Stored items from a collection:

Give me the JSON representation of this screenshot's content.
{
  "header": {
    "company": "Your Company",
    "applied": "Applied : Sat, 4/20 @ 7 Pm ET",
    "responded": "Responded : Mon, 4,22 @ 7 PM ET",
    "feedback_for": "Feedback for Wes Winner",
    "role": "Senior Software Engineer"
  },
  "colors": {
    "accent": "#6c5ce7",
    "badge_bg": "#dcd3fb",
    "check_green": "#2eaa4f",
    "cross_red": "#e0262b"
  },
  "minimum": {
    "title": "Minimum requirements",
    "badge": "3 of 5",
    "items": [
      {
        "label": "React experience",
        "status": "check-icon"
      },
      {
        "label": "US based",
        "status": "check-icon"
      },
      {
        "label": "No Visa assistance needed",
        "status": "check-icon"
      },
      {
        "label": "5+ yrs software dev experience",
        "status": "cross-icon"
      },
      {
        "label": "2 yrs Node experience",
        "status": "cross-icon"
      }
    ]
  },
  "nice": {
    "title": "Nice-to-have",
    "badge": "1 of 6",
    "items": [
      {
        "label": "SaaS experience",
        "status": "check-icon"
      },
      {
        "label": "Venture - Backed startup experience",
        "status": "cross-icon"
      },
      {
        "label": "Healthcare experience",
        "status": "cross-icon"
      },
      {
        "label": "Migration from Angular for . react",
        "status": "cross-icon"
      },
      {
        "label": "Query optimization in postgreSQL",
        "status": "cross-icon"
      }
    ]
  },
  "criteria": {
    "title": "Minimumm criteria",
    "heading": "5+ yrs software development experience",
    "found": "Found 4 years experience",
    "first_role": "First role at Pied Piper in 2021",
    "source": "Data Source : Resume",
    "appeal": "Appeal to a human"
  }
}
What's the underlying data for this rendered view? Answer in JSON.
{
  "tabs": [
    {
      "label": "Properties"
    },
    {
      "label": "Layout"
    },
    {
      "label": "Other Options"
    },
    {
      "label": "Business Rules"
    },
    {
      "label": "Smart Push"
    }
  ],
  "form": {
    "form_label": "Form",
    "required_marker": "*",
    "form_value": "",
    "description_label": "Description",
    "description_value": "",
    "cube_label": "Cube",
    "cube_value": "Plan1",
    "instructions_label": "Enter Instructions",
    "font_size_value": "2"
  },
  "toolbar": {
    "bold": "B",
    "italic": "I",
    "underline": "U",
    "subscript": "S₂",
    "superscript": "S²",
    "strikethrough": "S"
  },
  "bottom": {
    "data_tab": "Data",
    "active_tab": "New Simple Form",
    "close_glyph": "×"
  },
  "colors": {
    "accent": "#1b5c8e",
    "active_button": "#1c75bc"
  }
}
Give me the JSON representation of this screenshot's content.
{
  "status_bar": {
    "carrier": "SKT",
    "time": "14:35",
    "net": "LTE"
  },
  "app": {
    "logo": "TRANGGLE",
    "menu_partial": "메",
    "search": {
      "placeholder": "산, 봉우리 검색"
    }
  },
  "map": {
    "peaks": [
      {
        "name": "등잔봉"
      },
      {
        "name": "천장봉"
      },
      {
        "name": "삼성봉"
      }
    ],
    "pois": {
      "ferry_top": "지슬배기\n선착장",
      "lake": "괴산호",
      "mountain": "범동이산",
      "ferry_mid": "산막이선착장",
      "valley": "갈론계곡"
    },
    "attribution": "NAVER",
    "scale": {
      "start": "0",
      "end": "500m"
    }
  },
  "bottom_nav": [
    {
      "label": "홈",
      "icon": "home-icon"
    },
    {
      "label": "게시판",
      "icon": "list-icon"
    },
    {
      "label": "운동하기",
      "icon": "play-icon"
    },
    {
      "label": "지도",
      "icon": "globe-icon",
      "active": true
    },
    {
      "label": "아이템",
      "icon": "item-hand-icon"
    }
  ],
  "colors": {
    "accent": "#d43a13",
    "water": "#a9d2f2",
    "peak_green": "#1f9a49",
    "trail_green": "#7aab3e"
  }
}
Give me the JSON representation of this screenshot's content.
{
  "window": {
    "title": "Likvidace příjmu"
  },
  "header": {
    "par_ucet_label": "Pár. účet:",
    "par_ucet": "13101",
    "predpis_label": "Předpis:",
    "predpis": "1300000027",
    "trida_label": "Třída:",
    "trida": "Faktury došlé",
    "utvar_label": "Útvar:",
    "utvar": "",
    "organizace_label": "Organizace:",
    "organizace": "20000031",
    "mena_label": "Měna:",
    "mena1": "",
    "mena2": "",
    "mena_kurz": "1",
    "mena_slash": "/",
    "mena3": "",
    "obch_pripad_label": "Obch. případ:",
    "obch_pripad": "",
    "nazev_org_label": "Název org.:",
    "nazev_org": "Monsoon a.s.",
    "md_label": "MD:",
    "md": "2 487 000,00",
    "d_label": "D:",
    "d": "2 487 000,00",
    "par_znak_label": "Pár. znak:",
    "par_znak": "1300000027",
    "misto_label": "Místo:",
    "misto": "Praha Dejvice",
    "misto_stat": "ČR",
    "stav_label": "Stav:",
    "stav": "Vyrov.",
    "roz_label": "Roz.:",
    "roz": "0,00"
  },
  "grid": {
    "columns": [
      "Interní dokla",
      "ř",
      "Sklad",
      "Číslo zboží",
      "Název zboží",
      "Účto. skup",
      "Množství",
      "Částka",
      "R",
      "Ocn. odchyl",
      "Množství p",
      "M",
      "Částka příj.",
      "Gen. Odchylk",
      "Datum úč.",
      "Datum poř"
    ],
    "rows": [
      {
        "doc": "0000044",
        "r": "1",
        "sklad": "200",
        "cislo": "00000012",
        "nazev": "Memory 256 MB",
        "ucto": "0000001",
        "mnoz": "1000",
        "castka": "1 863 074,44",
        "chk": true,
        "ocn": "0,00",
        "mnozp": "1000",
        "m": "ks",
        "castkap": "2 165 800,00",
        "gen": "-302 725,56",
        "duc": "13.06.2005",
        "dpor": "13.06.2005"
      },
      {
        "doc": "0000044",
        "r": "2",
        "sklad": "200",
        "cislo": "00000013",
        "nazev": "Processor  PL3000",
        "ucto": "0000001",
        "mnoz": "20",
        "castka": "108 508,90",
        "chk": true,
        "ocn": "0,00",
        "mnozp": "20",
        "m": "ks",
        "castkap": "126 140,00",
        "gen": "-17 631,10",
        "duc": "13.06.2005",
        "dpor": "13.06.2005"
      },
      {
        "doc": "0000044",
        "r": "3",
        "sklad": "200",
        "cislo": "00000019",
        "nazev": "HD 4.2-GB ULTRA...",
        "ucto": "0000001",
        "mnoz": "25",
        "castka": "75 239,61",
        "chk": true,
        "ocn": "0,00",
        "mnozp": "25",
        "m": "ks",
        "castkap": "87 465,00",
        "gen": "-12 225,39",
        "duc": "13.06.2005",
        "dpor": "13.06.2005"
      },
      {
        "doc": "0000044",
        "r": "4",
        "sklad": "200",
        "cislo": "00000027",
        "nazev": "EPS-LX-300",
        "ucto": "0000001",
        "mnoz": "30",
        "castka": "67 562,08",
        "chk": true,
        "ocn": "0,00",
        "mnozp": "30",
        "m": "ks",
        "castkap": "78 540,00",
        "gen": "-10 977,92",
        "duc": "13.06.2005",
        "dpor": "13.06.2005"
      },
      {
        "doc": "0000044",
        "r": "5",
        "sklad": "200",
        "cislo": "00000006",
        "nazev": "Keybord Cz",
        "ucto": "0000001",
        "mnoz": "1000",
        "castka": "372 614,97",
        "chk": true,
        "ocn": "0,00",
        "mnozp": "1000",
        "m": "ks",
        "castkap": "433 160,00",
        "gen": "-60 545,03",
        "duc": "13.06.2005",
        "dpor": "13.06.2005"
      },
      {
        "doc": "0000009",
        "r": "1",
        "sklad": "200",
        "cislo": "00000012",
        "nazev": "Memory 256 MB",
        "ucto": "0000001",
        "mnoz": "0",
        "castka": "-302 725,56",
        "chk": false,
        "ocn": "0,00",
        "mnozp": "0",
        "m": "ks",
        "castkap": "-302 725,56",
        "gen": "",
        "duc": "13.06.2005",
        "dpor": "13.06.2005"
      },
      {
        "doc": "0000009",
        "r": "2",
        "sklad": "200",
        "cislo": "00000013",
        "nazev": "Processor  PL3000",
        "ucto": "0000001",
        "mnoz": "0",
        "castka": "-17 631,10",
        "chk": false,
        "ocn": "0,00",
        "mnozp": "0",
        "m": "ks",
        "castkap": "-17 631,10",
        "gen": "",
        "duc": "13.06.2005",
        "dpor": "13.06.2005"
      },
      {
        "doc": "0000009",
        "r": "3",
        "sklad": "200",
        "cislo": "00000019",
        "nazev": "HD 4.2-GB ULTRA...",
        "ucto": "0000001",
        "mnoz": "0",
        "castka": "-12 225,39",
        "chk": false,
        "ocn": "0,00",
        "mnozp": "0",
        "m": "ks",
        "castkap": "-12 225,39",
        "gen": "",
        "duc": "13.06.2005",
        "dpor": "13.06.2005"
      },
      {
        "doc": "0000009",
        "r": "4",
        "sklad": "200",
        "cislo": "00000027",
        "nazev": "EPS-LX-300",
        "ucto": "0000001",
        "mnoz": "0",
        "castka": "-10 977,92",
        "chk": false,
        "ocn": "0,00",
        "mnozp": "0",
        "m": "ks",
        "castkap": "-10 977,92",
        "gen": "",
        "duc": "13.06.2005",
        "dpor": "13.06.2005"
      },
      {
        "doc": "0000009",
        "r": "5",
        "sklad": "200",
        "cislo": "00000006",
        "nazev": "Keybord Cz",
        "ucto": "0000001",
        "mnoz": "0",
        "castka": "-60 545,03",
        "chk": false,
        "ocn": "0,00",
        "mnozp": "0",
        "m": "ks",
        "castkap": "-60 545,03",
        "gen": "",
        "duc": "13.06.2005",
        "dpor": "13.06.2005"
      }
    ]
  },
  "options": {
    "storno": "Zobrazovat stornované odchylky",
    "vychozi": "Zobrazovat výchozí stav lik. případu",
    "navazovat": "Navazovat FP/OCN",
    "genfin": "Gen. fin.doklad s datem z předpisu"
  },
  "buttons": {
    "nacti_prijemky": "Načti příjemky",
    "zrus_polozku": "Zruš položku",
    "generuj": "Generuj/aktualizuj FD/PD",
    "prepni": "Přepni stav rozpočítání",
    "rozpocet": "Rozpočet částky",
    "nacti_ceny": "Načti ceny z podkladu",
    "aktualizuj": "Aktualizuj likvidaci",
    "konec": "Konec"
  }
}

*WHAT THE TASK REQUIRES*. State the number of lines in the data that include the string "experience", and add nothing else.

*ANSWER TO THIS PROBLEM*. 8